Alaska’s commercial salmon harvest will likely retain its Marine Stewardship Council seal of approval past this year, if it can pass another round of showing it is well-managed and sustainable. The current MSC certification is due to expire on October 29th, but the Seattle-based Purse Seine Vessel Owners Association recently signed a contract with Intertek Moody Marine to conduct the independent assessment required of the entire Alaska salmon fishery.
Bob Kehoe, executive director of the purse seine group, says his members decided to become the sponsoring party for MSC certification after several major processors pulled their support in favor of a program run by the Alaska Seafood Marketing Institute.
"We were concerned that perhaps the processors had some issues or concerns other than fishermen at the forefront in terms of their decision not to seek certification," Kehoe said. And we decided that overall, it was a good thing to do to seek to have the fishery certified for another five years."
He said that the profile of Alaska salmon has benefitted from association with MSC in the past decade:
— (MSC 2 21 sec "I don’t think anybody can really dispute that MSC has played a role in creating worldwide demand for Alaska salmon. And that demand has translated into stable markets for our members, who are fishermen, and also stable fish prices.")
Kerry Coughlin is the regional director for the Americas with the Marine Stewardship Council. She says an MSC-certified fishery is at an advantage on the worldwide market:

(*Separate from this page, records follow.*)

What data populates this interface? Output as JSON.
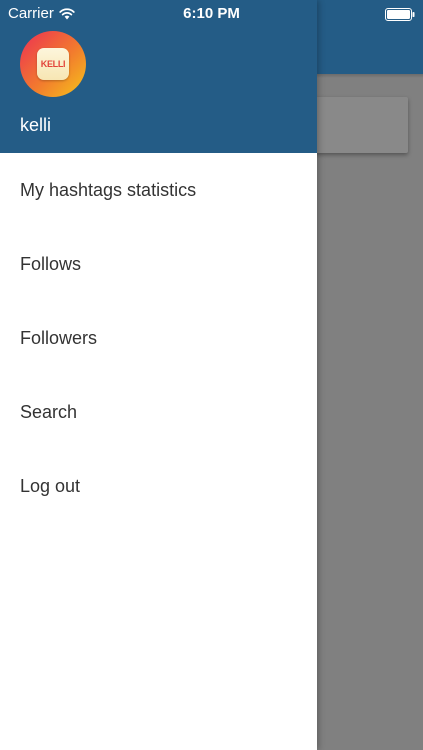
{
  "status_bar": {
    "carrier": "Carrier",
    "time": "6:10 PM",
    "wifi_icon": "wifi-icon",
    "battery_icon": "battery-icon"
  },
  "drawer": {
    "avatar_text": "KELLI",
    "username": "kelli",
    "items": [
      {
        "label": "My hashtags statistics"
      },
      {
        "label": "Follows"
      },
      {
        "label": "Followers"
      },
      {
        "label": "Search"
      },
      {
        "label": "Log out"
      }
    ]
  },
  "colors": {
    "header": "#245c86",
    "scrim": "#808080",
    "menu_text": "#333333"
  }
}
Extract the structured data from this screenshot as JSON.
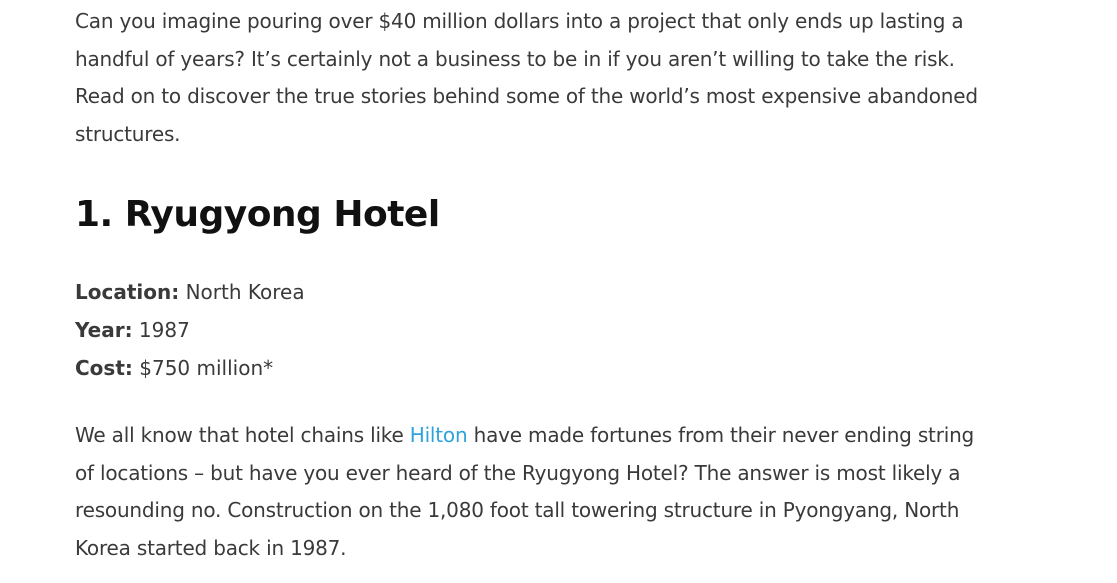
{
  "intro": {
    "text": "Can you imagine pouring over $40 million dollars into a project that only ends up lasting a handful of years? It’s certainly not a business to be in if you aren’t willing to take the risk. Read on to discover the true stories behind some of the world’s most expensive abandoned structures."
  },
  "section": {
    "title": "1. Ryugyong Hotel",
    "facts": [
      {
        "label": "Location:",
        "value": " North Korea"
      },
      {
        "label": "Year:",
        "value": " 1987"
      },
      {
        "label": "Cost:",
        "value": " $750 million*"
      }
    ],
    "body": {
      "before_link": "We all know that hotel chains like ",
      "link_text": "Hilton",
      "after_link": " have made fortunes from their never ending string of locations – but have you ever heard of the Ryugyong Hotel? The answer is most likely a resounding no. Construction on the 1,080 foot tall towering structure in Pyongyang, North Korea started back in 1987."
    }
  },
  "colors": {
    "text": "#3a3a3a",
    "heading": "#111111",
    "link": "#2ea3dc"
  }
}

— (MSC 3 25 sec "The salmon fishery, in this case, can continue to sell fish to markets that have made MSC certification part of their sourcing policy, and are essentially demanding MSC certification for all the fish that they source. So what it really means is the Alaska salmon fishermen can continue to be proud to be MSC certified and get the business benefit of that as that fish go into those markets worldwide.")
Coughlin says many markets domestically, like Whole Foods, and abroad, like much of Europe, require the MSC label:
— (MSC 4 20 sec "They really want the Alaska salmon fishers and processors to continue be in the MSC program. It’s important that the processors as well are part of the client group or their own chain of custody certification, because for seafood to carry an MSC logo or claim through the supply chain there can’t be a break in that link of traceability.")
Tyson Fick, the communications director for the Alaska Seafood Marketing Institute in Juneau, says it was a business decision by the processors to pull out of MSC certification.
— (MSC 5 20 sec "We’ve been asked by our member companies as well as our customers for an alternative. And that is FAO-based responsible fisheries management certification via Global Trust. And we feel that’s a pretty good alternative and it is certainly cost-effective since there’s not a logo licensing fee.")
He says many of the same processors who pulled out of the MSC salmon certification still participate in other Alaska fisheries that continue to carry the MSC label:
— (MSC 6 16 sec "When you look around the state there are other fisheries that are MSC certified – it’s not just salmon. You look at halibut, you look at pollock and there are certainly some others. And these are all the same companies that are involved in Alaska salmon. So we certainly have no hard feelings with the Marine Stewardship Council and wish them all the best.")
Kehoe and Coughlin wouldn’t say exactly what the certification will cost, but did say the MSC has a policy to reimburse, up to 75 percent, fisheries seeking their third certification. If the Alaska salmon fishery does win MSC certification, those who want to put the label on their products will have to work out a deal with the Purse Seine Vessel Owners Association.